◆ RECORD EXTRACTS

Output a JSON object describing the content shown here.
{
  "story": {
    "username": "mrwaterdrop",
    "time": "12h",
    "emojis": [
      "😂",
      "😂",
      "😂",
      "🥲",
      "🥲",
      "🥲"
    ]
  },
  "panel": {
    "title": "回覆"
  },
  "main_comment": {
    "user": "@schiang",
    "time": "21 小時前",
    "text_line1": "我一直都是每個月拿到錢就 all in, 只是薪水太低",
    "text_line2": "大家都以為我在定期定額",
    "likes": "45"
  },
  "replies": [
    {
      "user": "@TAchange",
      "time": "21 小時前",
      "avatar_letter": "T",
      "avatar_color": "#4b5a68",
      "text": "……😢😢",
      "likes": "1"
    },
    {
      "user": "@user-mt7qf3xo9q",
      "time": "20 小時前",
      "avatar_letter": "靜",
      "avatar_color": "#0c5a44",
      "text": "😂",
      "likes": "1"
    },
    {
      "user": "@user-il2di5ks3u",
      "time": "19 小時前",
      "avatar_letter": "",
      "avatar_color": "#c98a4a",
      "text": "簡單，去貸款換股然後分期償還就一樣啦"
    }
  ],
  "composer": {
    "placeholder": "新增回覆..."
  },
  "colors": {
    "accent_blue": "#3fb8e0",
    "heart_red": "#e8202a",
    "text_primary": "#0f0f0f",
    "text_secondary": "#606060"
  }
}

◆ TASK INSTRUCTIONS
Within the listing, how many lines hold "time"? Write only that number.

◆ SOLUTION BELOW
5